But in another wilderness,
tapping into your communication systems
of laundry lines and restaurant chains.
In the second to last stanza, the poet describes the “wilderness” of this new world. Here, the feelings of isolation and the difficulties in navigating a new society are poignantly captured. The poet writes about “meager provisions” and the “sentiments / of once belonging.” These things have to be accepted in order to continue this new life.
In the next lines, the poet makes use of powerful examples of imagery. For example, ”Fermented roots, Mah-Jongg tiles, and firecrackers” are symbols of their Chinese culture, but in the context of the U.S., they form “but a flimsy household in a forest of nightless cities.”
The poet also uses images that might be alluding to industrialization and its pollutants, something that’s very different from the agricultural towns in China.
The stanza concludes with the poet writing that the “Dough-faced landlords slip in and out of your keyholes,” symbols for figures of authority, tap into “your communication systems / of laundry lines and restaurant chains.” These are places where immigrants can find one another and feel as though they can reclaim some of their heritage.
You find you need China:
the unremitting space of your rebellion.

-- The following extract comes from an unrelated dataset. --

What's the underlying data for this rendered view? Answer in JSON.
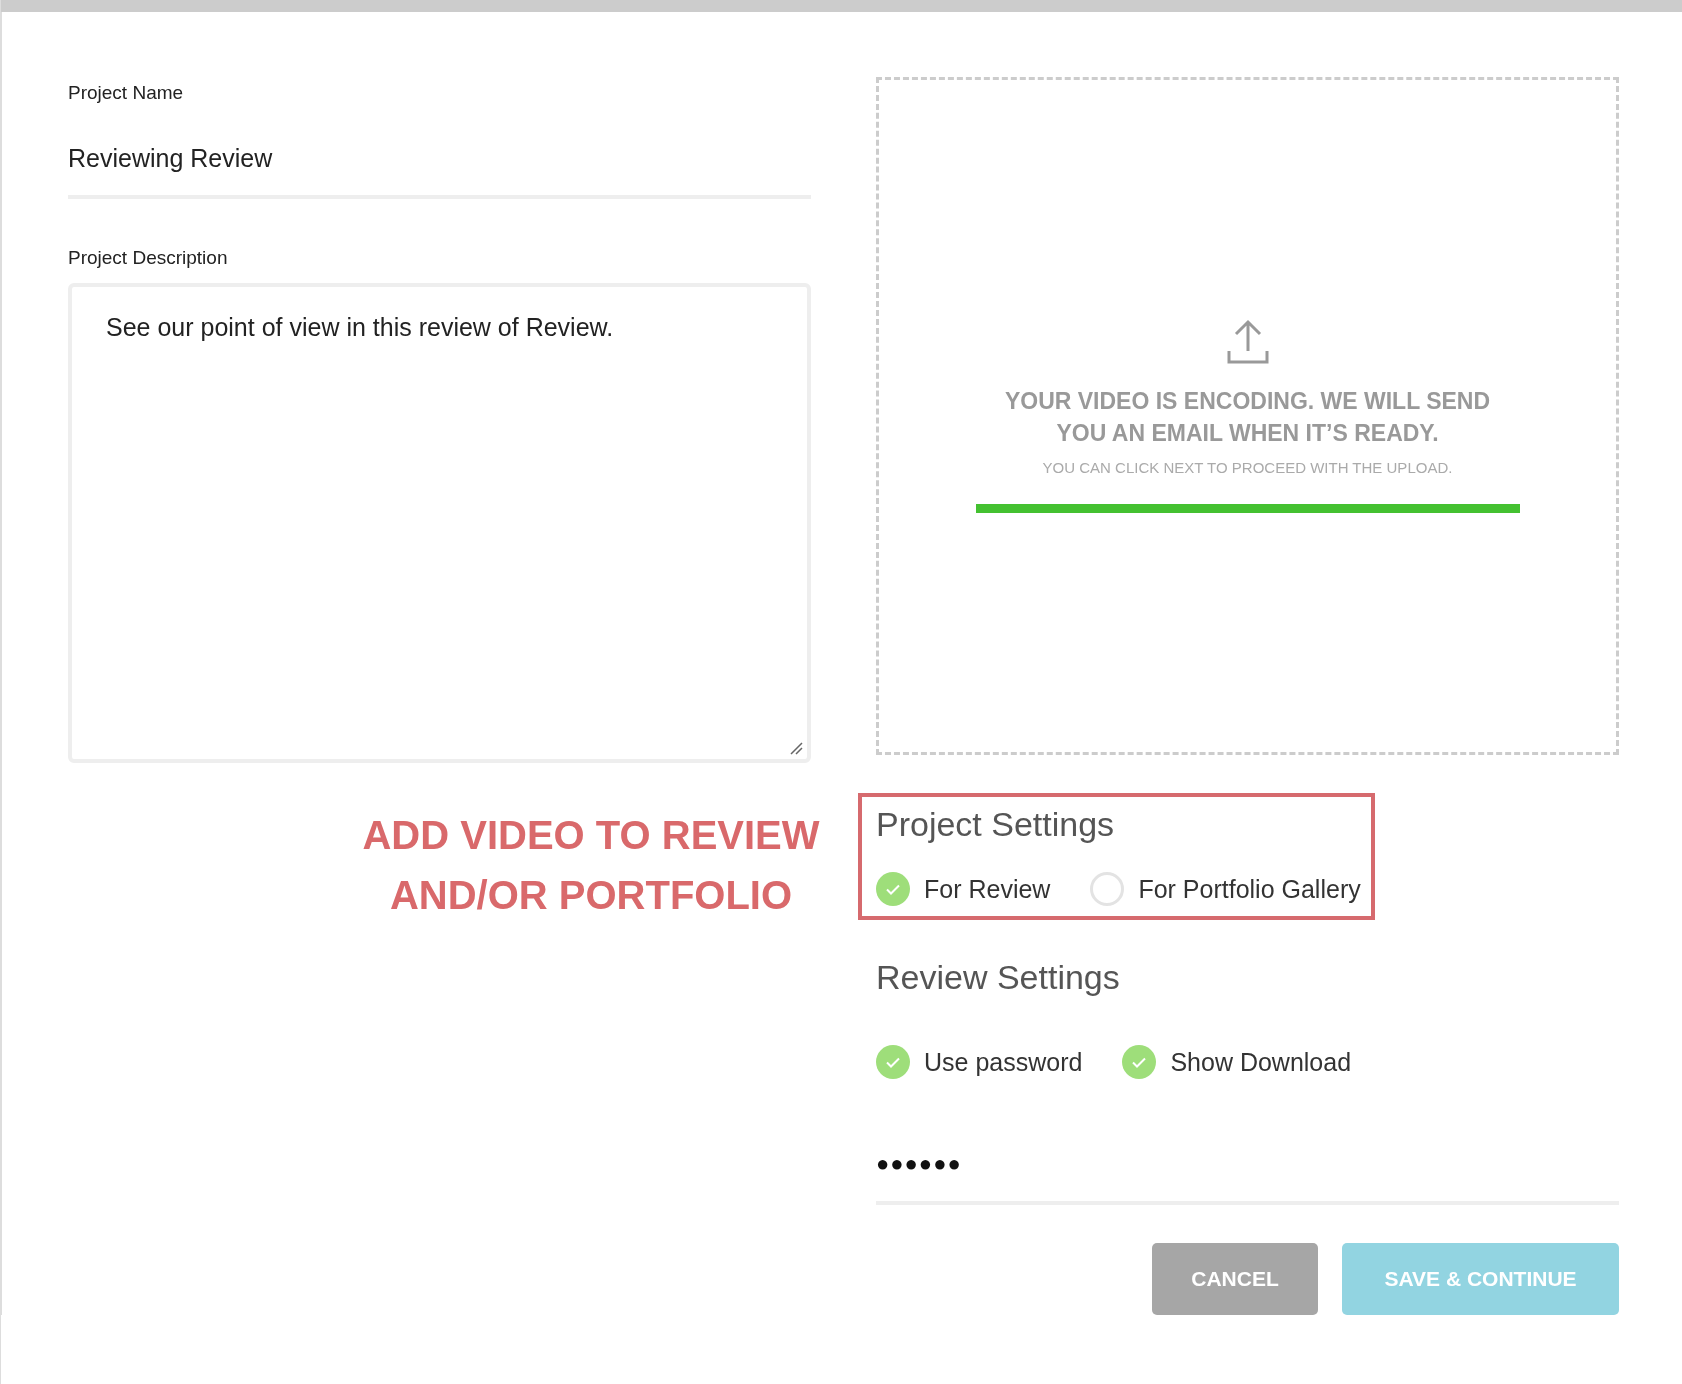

In the final lines of the poem, the poet describes immigrants as attempting to maintain ties to their homeland while being in a foreign country. Those who’ve come to the U.S. to escape aspects of China, as the sister mentioned at the beginning of Part II, realize that their bond with their native land still remains significant and is a crucial part of one’s identity.
The speaker remembers her mother, “who walked for centuries, footless.” This could be a reference to the cultural practice of foot-binding and the historical constraints that Chinese women have faced. The mother’s walk for “centuries” shows the long-standing cultural traditions and expectations.
The poem concludes with another powerful image. The “unremitting space of your rebellion” may symbolize the speaker’s decision to leave China and forge her own path, showing a break from tradition and the challenges that come with it.
The central theme of the poem is the exploration of the immigrant experience. The poet chose to focus on the lives of Chinese women who face cultural displacement. They also contend with a clash of traditions and the struggle of assimilation in the USA.
The tone of this poem is reflective and poignant. The poem conveys a sense of longing for a past and a culture left behind and a deep understanding of the struggles and sacrifices that come with displacement.
In the poem, the “jade” symbolizes Chinese women. Jade is a precious stone in Chinese culture, signifying beauty, purity, and strength. Naming their daughters Jade reflects the value and hope that families place on them.
The poem portrays the immigrant experience as one filled with challenges. Some of these include cultural displacement, language barriers, and unfamiliarity with the new surroundings.
Readers who enjoyed this poem should also consider reading some other Cathy Song poems. For example:
- ‘The Youngest Daughter’ – explores the relationship between an aging daughter and her mother.
Some other related poems include: